Rarely do any delivery functions report to the Product Manager, meaning Product Managers are dependent on others to deliver the product they are measured on. A fact which is emphasised in this line from one of Marty's quotes above: "I need to make sure [Product Managers are not] thinking the title gives them anything beyond a shot at earning the respect of their team". This tension is felt keenly in some of the articles I've read, in particular:

…you are not the CEO of anything…

This may seem like mere semantics but the distinction is important. Too many product managers I meet buy into this trope of CEO-of-the-product and believe their role is to act like an authoritarian CEO, often with disastrous results. These product managers tend to believe they have all the answers, that they produce the best solutions and designs, and that their teams should just do what they’re told. They’re mini-CEOs after all!

…Truly successful product leaders instead embrace their lack of authority and lead their teams and the wider company through communication, vision, and influence. They focus on collaborating across the company, bringing together the best people to move the product forward, and setting those teams free to execute on their product vision.

Martin Eriksson, Product Managers – You Are Not the CEO of Anything

Having re-read the Eriksson and the Cagan posts, both seem to me to be arguing for very similar positions: leadership without authority, and closely linking the success of the product to the measure of the Product Manager.
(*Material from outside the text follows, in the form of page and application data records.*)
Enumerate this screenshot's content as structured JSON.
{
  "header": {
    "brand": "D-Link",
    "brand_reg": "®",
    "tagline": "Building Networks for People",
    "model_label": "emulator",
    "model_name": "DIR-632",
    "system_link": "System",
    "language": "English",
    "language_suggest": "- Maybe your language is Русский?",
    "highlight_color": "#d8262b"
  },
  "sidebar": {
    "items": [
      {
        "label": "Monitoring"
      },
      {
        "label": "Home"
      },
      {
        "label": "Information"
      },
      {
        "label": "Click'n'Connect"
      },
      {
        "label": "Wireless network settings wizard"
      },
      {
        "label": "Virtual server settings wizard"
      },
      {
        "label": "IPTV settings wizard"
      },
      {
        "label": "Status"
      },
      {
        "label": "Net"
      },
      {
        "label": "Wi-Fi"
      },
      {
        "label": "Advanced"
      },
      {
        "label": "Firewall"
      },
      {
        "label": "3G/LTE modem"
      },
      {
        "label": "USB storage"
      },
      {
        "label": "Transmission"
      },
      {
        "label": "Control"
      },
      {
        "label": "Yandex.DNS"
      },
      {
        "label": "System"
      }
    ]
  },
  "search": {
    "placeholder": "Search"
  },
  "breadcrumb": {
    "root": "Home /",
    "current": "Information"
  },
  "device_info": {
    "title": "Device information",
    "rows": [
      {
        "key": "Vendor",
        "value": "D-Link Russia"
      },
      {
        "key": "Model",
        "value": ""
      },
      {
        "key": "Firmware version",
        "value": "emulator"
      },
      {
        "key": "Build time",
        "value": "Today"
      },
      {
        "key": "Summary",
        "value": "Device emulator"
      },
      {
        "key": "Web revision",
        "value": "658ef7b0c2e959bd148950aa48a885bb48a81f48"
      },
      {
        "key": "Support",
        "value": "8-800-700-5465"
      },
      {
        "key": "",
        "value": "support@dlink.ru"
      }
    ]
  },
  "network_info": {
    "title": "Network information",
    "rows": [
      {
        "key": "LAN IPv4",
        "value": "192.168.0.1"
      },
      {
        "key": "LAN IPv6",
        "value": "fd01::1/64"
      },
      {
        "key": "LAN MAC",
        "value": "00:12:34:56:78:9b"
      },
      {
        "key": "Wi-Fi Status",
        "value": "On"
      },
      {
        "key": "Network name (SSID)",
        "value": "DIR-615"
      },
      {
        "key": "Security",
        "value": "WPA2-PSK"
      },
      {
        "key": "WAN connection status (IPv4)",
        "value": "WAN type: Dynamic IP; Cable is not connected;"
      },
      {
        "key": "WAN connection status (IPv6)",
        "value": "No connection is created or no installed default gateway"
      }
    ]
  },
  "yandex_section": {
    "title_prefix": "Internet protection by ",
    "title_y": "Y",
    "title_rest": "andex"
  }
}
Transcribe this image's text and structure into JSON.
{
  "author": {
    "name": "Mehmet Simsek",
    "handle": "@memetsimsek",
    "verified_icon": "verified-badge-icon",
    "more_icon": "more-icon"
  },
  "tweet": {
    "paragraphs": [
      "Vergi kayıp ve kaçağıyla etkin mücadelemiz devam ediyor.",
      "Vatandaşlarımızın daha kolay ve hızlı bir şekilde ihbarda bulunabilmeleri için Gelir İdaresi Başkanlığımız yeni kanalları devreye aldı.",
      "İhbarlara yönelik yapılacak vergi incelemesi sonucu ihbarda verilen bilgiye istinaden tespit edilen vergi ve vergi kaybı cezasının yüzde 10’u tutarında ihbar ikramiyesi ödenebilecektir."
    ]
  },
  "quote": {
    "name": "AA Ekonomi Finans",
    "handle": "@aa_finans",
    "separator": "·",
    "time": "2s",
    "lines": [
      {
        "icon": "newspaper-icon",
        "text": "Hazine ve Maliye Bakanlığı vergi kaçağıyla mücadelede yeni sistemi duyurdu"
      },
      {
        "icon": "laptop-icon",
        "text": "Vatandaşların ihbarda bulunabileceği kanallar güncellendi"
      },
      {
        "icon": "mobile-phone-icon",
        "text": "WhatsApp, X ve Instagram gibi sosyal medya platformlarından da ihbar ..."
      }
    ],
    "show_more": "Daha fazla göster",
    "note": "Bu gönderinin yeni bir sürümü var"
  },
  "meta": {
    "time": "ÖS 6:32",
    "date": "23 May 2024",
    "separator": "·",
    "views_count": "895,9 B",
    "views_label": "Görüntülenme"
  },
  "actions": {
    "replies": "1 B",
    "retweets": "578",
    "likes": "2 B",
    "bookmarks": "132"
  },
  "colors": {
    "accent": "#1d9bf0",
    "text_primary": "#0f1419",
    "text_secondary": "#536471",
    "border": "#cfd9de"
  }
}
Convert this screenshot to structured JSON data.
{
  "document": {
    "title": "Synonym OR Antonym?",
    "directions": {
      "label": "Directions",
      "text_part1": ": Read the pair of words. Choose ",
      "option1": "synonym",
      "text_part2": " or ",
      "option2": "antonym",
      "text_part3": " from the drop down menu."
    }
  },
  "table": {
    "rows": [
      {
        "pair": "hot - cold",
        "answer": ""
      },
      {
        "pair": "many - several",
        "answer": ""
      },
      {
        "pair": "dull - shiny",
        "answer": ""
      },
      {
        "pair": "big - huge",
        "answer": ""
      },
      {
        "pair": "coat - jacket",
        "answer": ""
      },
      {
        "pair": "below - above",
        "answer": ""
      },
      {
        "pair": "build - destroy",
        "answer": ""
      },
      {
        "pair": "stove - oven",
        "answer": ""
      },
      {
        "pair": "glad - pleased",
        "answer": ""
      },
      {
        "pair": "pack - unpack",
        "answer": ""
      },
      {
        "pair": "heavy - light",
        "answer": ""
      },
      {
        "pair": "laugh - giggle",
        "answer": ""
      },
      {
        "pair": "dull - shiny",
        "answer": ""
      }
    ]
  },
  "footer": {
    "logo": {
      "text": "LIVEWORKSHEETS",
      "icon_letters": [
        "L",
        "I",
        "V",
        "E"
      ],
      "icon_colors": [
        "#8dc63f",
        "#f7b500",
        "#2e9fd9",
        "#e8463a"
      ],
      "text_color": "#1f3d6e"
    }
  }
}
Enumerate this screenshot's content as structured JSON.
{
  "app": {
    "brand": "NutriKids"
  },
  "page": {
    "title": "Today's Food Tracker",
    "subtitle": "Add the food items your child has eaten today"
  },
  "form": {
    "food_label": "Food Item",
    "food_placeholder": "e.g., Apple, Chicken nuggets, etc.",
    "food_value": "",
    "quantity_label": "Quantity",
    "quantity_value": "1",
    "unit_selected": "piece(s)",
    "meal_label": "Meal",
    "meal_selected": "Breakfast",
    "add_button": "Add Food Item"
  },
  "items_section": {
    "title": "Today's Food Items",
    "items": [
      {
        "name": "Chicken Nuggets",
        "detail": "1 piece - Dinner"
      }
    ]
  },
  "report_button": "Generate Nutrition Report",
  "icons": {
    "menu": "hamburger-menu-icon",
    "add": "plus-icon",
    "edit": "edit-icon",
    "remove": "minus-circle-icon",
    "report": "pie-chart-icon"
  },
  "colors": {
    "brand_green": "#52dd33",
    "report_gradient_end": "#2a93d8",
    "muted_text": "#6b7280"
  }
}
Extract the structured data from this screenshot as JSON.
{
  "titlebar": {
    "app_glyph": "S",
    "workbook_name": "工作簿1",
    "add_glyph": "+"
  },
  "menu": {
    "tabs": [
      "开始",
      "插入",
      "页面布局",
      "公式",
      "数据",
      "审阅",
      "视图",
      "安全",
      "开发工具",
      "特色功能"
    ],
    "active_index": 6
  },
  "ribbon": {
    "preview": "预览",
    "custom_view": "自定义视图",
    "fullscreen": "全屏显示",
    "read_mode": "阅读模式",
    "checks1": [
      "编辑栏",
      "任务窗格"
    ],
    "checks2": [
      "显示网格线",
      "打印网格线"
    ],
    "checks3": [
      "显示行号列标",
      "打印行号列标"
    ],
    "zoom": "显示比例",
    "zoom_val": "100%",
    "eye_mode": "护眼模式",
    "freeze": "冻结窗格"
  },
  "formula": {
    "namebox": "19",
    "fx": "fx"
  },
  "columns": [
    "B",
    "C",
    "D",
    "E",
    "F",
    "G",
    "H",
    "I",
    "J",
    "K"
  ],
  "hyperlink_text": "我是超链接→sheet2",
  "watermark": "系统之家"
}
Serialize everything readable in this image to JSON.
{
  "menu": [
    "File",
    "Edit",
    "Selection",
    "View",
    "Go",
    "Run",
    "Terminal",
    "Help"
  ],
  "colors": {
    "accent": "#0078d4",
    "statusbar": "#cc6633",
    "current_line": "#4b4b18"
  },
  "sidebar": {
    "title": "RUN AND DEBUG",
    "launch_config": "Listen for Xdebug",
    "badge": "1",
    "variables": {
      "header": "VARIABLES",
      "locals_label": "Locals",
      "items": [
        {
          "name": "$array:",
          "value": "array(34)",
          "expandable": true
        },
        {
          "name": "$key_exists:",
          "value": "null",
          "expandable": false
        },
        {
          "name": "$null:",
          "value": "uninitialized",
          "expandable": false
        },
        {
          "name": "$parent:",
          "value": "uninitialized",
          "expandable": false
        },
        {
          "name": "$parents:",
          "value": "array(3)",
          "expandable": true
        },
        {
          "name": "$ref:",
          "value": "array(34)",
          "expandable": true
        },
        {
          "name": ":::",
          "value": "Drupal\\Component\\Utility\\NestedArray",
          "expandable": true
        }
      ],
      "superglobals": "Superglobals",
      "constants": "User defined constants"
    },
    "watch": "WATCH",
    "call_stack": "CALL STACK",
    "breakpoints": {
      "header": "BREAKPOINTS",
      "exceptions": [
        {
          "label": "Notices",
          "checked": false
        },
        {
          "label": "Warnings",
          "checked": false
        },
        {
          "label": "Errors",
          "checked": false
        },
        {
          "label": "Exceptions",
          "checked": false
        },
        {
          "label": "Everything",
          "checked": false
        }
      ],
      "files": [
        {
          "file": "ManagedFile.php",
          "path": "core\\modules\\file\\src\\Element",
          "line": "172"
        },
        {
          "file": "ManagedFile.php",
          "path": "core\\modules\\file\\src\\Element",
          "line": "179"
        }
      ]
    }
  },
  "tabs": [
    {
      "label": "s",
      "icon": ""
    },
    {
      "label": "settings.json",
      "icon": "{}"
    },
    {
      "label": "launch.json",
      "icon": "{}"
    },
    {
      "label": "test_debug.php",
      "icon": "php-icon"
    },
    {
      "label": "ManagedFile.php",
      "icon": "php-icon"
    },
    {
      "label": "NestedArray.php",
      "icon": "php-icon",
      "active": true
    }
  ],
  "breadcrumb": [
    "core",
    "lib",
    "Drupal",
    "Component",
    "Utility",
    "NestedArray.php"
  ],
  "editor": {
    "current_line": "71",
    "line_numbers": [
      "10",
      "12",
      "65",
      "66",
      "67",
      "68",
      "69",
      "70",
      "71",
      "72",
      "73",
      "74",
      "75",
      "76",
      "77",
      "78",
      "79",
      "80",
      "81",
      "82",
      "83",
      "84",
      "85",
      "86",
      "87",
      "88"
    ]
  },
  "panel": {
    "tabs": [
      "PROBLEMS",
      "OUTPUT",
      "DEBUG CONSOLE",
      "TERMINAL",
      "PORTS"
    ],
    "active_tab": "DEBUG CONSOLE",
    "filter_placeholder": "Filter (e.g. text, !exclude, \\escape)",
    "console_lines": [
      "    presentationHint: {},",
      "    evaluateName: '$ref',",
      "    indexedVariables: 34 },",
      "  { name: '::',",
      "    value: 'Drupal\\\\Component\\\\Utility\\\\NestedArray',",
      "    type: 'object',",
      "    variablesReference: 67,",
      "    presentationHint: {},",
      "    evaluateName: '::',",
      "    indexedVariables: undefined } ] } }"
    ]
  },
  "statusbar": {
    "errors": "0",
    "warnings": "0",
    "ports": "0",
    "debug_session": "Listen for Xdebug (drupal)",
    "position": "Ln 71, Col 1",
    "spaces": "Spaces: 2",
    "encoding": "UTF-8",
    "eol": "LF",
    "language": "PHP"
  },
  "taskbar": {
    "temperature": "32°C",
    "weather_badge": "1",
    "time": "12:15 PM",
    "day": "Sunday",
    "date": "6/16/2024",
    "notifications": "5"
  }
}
The reference to CEO is a positive assignment of responsibility, not a licence to a command and control style of leadership.

More on Product Management as I find it; as my honoured colleague John Maeda says, "I'm learning".